(Page and application data records)
-------------------------

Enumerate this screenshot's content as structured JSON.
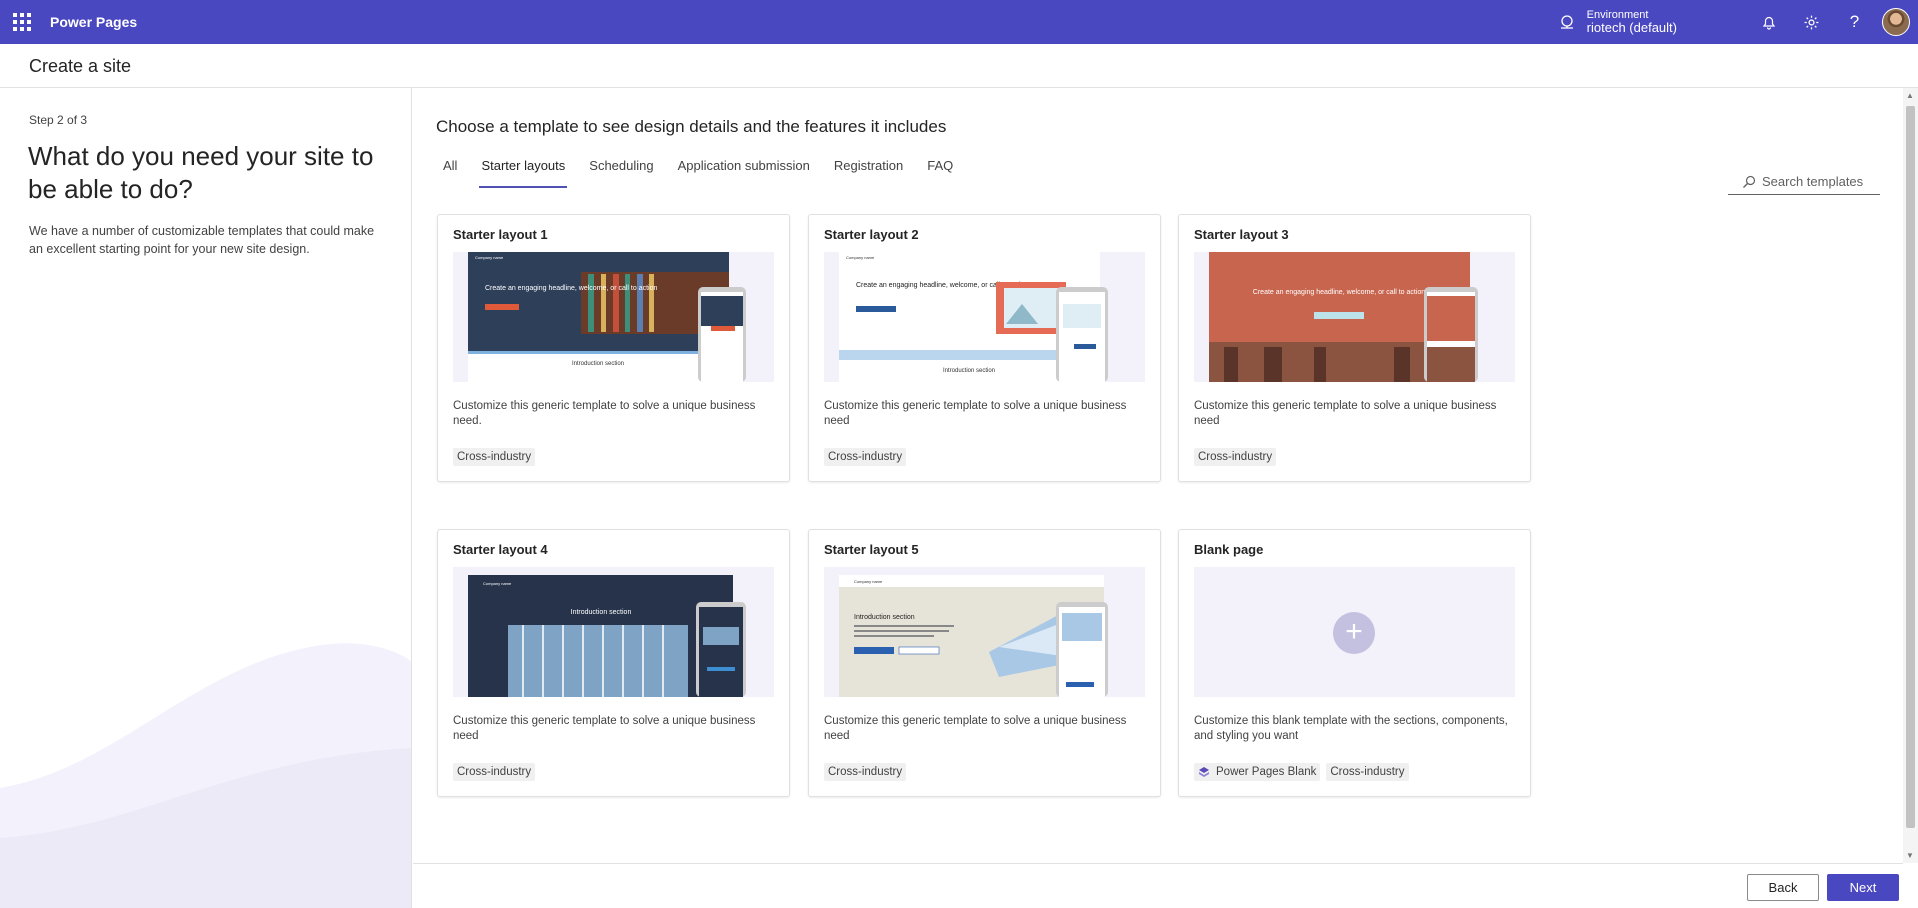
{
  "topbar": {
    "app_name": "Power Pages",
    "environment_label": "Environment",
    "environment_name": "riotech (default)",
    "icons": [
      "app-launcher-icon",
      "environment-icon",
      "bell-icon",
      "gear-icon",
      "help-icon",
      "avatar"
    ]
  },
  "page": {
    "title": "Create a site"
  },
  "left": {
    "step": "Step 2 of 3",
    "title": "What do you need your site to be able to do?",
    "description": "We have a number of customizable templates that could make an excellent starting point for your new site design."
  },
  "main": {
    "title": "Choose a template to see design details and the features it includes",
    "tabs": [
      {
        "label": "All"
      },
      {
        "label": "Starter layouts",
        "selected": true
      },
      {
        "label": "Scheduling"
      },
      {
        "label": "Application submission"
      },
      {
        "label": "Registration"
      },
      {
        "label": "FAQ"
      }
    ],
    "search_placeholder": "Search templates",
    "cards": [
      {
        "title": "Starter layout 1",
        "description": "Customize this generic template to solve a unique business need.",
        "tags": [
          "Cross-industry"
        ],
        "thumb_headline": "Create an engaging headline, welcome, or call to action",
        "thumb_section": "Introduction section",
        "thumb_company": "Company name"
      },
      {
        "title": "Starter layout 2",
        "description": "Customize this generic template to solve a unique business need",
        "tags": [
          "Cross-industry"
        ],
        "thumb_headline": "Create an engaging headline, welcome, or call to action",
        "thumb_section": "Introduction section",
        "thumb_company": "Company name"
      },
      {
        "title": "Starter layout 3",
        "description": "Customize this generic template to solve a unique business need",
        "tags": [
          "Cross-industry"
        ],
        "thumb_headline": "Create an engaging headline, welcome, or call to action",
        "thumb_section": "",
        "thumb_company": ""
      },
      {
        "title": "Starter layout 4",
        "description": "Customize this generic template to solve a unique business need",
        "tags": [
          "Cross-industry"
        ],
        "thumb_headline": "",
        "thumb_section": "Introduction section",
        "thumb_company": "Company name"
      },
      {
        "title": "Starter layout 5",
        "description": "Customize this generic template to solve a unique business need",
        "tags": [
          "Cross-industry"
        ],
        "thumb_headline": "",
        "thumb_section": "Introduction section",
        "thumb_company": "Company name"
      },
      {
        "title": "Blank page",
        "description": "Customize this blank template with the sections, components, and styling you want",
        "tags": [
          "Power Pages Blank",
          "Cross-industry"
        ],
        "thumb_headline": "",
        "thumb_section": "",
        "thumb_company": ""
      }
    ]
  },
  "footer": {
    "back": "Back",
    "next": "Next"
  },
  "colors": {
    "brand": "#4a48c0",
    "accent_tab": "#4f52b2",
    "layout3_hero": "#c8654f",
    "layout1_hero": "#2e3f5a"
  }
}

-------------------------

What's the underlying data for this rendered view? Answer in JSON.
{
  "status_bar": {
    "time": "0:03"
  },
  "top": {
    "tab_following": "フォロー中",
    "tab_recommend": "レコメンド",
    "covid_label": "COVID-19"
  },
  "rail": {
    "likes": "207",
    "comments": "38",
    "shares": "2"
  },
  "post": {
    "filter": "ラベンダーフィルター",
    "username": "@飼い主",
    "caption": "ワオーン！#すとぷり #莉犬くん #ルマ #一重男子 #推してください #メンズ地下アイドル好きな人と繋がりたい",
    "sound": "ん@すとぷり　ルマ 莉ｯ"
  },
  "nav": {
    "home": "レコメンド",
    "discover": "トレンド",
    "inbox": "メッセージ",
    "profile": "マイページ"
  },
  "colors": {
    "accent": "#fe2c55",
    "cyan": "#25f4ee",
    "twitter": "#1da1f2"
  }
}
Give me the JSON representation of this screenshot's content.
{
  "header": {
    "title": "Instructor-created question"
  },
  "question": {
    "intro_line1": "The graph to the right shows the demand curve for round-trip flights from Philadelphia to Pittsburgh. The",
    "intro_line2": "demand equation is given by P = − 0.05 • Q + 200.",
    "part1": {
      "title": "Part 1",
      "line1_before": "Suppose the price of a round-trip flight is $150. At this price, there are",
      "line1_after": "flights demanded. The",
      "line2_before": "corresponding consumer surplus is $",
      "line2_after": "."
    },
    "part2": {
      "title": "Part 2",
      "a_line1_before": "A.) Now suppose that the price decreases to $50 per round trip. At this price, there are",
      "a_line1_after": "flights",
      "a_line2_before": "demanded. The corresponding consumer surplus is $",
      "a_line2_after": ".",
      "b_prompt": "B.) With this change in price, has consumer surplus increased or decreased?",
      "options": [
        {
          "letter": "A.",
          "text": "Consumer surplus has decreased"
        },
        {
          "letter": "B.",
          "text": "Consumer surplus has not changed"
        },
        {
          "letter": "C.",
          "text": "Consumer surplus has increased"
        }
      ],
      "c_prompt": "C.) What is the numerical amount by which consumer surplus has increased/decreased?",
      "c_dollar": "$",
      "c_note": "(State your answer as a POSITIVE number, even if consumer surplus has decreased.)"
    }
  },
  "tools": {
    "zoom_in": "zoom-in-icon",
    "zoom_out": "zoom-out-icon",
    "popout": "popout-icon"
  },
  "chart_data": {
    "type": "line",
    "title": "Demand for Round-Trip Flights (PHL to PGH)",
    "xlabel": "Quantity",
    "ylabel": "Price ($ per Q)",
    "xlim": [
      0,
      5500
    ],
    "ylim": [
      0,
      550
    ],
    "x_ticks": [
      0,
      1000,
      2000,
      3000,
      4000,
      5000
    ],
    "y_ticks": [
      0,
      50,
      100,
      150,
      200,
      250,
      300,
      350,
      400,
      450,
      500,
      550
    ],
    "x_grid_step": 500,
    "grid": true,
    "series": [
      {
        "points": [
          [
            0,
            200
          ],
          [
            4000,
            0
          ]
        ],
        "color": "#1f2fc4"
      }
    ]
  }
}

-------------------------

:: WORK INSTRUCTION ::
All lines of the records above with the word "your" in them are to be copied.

:: RESPONSE TO THE EXERCISE ::
    "title": "What do you need your site to be able to do?",
    "description": "We have a number of customizable templates that could make an excellent starting point for your new site design."
      "c_note": "(State your answer as a POSITIVE number, even if consumer surplus has decreased.)"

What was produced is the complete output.